### SOURCE DATA
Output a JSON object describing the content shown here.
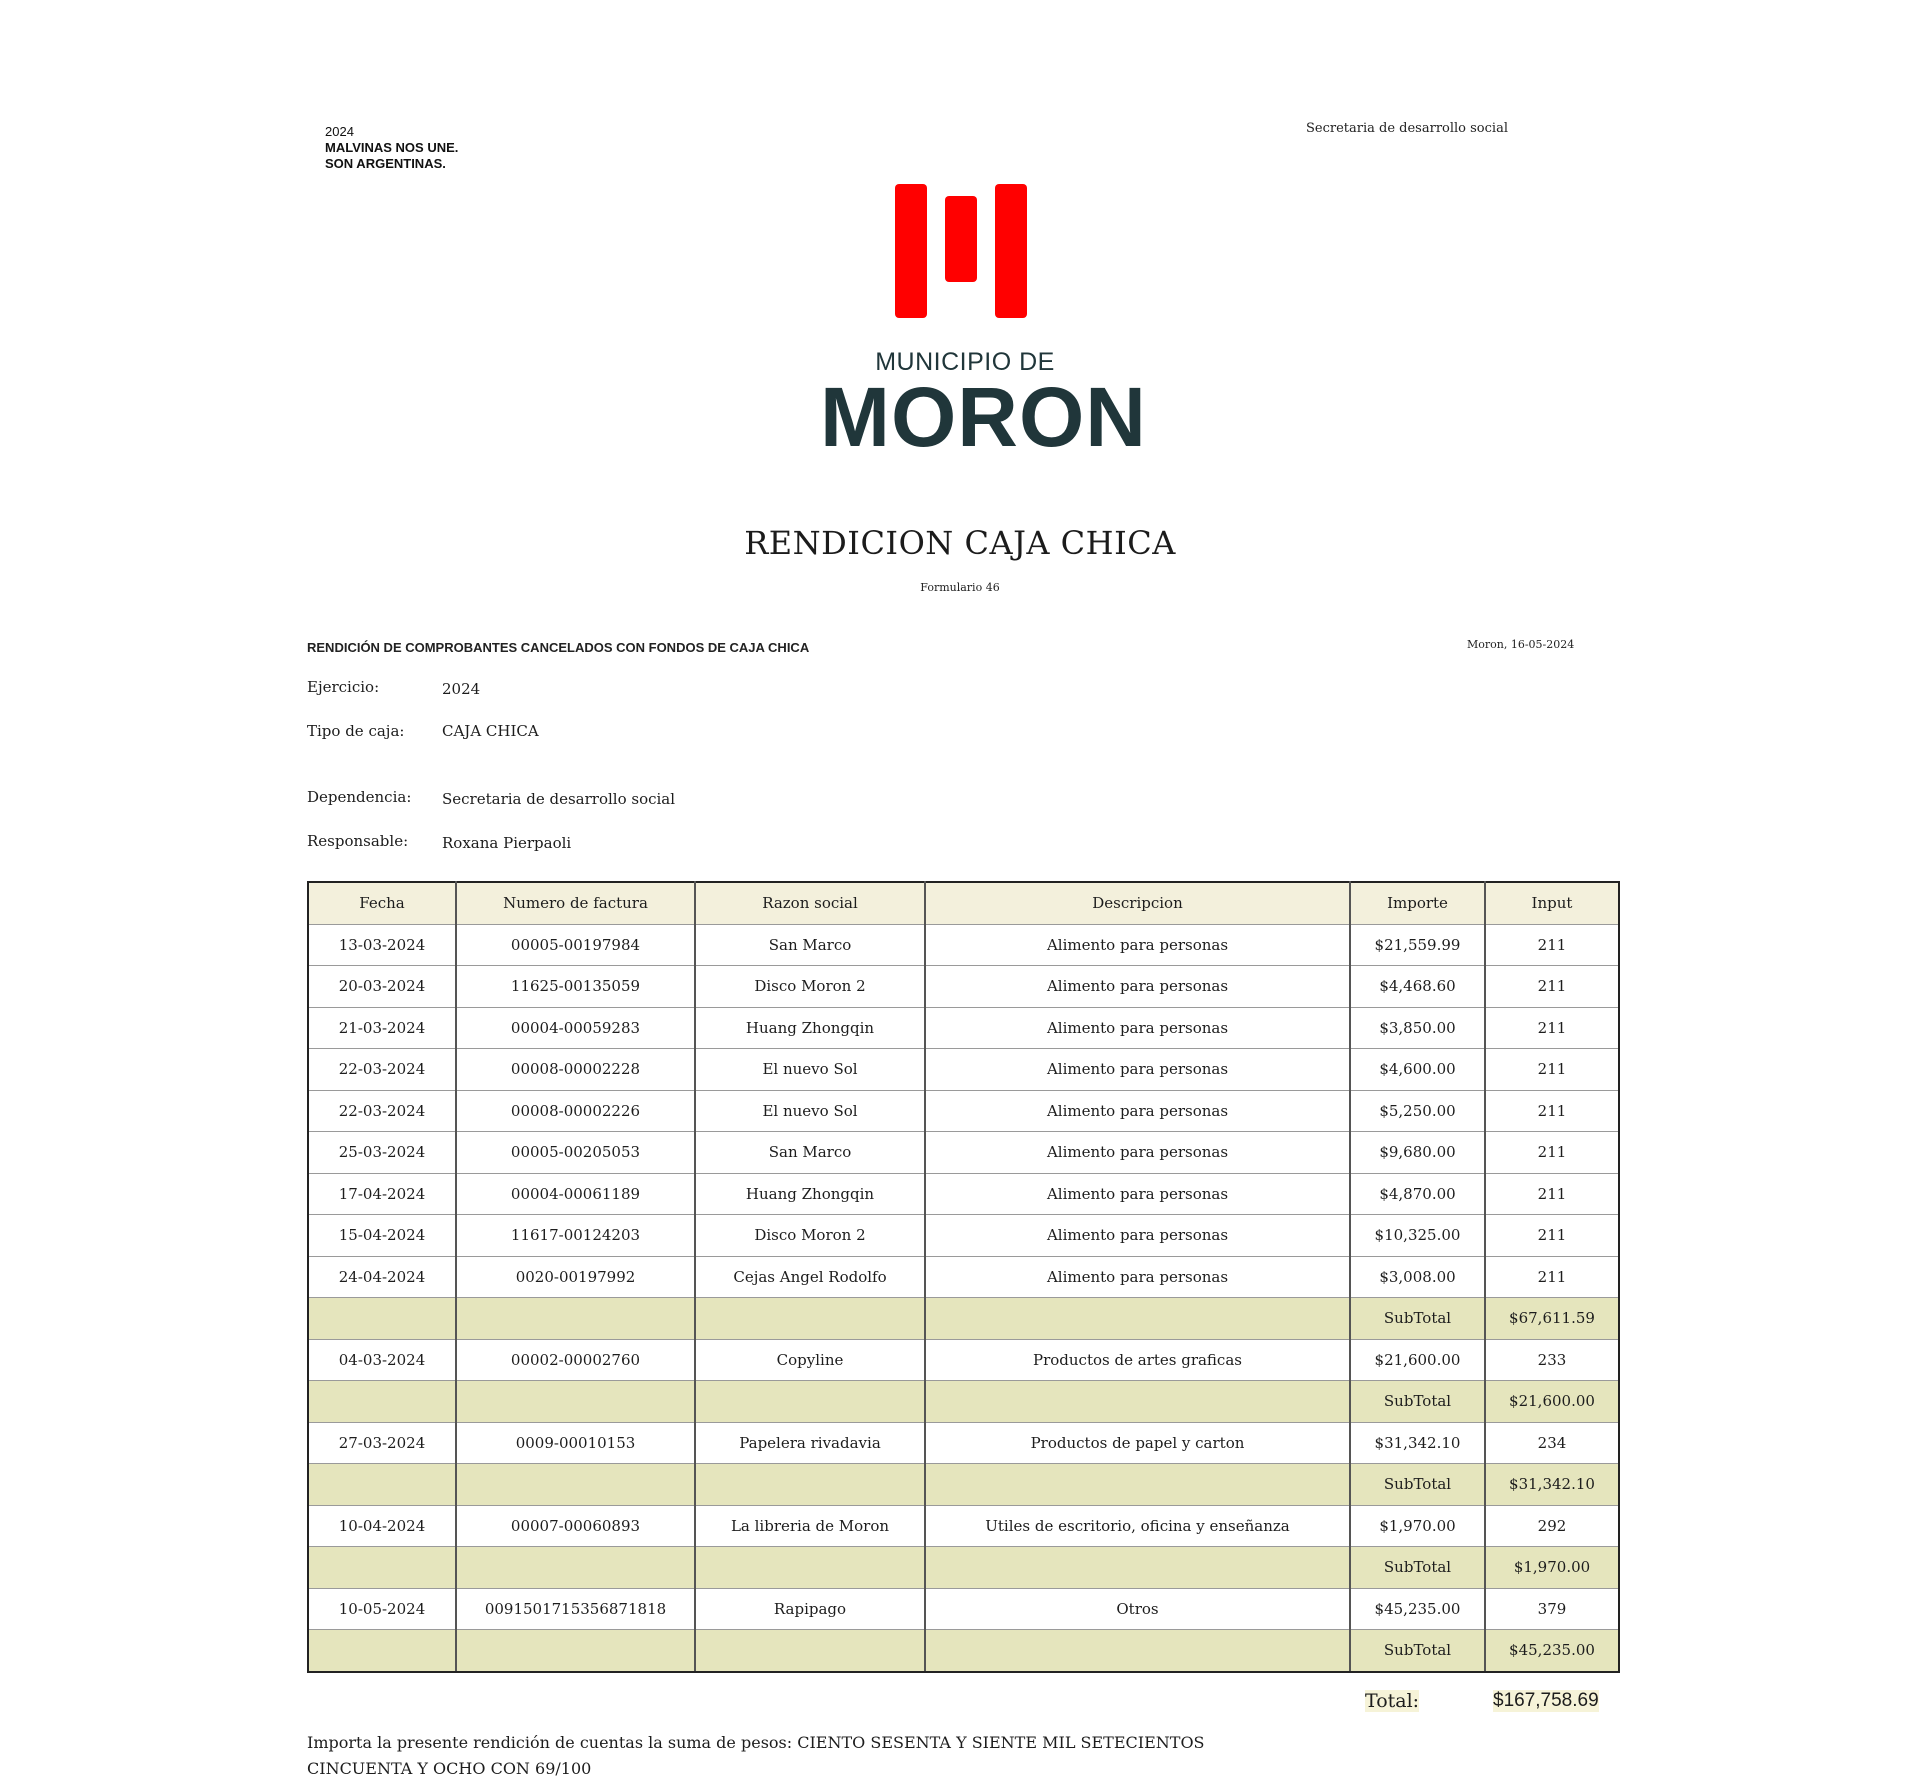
{
  "header": {
    "slogan_year": "2024",
    "slogan_line1": "MALVINAS NOS UNE.",
    "slogan_line2": "SON ARGENTINAS.",
    "department_top": "Secretaria de desarrollo social",
    "logo_line1": "MUNICIPIO DE",
    "logo_line2": "MORON",
    "logo_color": "#ff0000"
  },
  "title": "RENDICION CAJA CHICA",
  "subtitle": "Formulario 46",
  "section_heading": "RENDICIÓN DE COMPROBANTES CANCELADOS CON FONDOS DE CAJA CHICA",
  "place_date": "Moron, 16-05-2024",
  "meta": {
    "ejercicio_label": "Ejercicio:",
    "ejercicio_value": "2024",
    "tipo_label": "Tipo de caja:",
    "tipo_value": "CAJA CHICA",
    "dependencia_label": "Dependencia:",
    "dependencia_value": "Secretaria de desarrollo social",
    "responsable_label": "Responsable:",
    "responsable_value": "Roxana Pierpaoli"
  },
  "table": {
    "headers": [
      "Fecha",
      "Numero de factura",
      "Razon social",
      "Descripcion",
      "Importe",
      "Input"
    ],
    "rows": [
      {
        "type": "item",
        "cells": [
          "13-03-2024",
          "00005-00197984",
          "San Marco",
          "Alimento para personas",
          "$21,559.99",
          "211"
        ]
      },
      {
        "type": "item",
        "cells": [
          "20-03-2024",
          "11625-00135059",
          "Disco Moron 2",
          "Alimento para personas",
          "$4,468.60",
          "211"
        ]
      },
      {
        "type": "item",
        "cells": [
          "21-03-2024",
          "00004-00059283",
          "Huang Zhongqin",
          "Alimento para personas",
          "$3,850.00",
          "211"
        ]
      },
      {
        "type": "item",
        "cells": [
          "22-03-2024",
          "00008-00002228",
          "El nuevo Sol",
          "Alimento para personas",
          "$4,600.00",
          "211"
        ]
      },
      {
        "type": "item",
        "cells": [
          "22-03-2024",
          "00008-00002226",
          "El nuevo Sol",
          "Alimento para personas",
          "$5,250.00",
          "211"
        ]
      },
      {
        "type": "item",
        "cells": [
          "25-03-2024",
          "00005-00205053",
          "San Marco",
          "Alimento para personas",
          "$9,680.00",
          "211"
        ]
      },
      {
        "type": "item",
        "cells": [
          "17-04-2024",
          "00004-00061189",
          "Huang Zhongqin",
          "Alimento para personas",
          "$4,870.00",
          "211"
        ]
      },
      {
        "type": "item",
        "cells": [
          "15-04-2024",
          "11617-00124203",
          "Disco Moron 2",
          "Alimento para personas",
          "$10,325.00",
          "211"
        ]
      },
      {
        "type": "item",
        "cells": [
          "24-04-2024",
          "0020-00197992",
          "Cejas Angel Rodolfo",
          "Alimento para personas",
          "$3,008.00",
          "211"
        ]
      },
      {
        "type": "subtotal",
        "cells": [
          "",
          "",
          "",
          "",
          "SubTotal",
          "$67,611.59"
        ]
      },
      {
        "type": "item",
        "cells": [
          "04-03-2024",
          "00002-00002760",
          "Copyline",
          "Productos de artes graficas",
          "$21,600.00",
          "233"
        ]
      },
      {
        "type": "subtotal",
        "cells": [
          "",
          "",
          "",
          "",
          "SubTotal",
          "$21,600.00"
        ]
      },
      {
        "type": "item",
        "cells": [
          "27-03-2024",
          "0009-00010153",
          "Papelera rivadavia",
          "Productos de papel y carton",
          "$31,342.10",
          "234"
        ]
      },
      {
        "type": "subtotal",
        "cells": [
          "",
          "",
          "",
          "",
          "SubTotal",
          "$31,342.10"
        ]
      },
      {
        "type": "item",
        "cells": [
          "10-04-2024",
          "00007-00060893",
          "La libreria de Moron",
          "Utiles de escritorio, oficina y enseñanza",
          "$1,970.00",
          "292"
        ]
      },
      {
        "type": "subtotal",
        "cells": [
          "",
          "",
          "",
          "",
          "SubTotal",
          "$1,970.00"
        ]
      },
      {
        "type": "item",
        "cells": [
          "10-05-2024",
          "0091501715356871818",
          "Rapipago",
          "Otros",
          "$45,235.00",
          "379"
        ]
      },
      {
        "type": "subtotal",
        "cells": [
          "",
          "",
          "",
          "",
          "SubTotal",
          "$45,235.00"
        ]
      }
    ]
  },
  "total_label": "Total:",
  "total_value": "$167,758.69",
  "amount_words_prefix": "Importa la presente rendición de cuentas la suma de pesos:",
  "amount_words_value": "CIENTO SESENTA Y SIENTE MIL SETECIENTOS CINCUENTA Y OCHO CON 69/100"
}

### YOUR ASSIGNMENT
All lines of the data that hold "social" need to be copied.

### ANSWER BOX
    "department_top": "Secretaria de desarrollo social",
    "dependencia_value": "Secretaria de desarrollo social",
      "Razon social",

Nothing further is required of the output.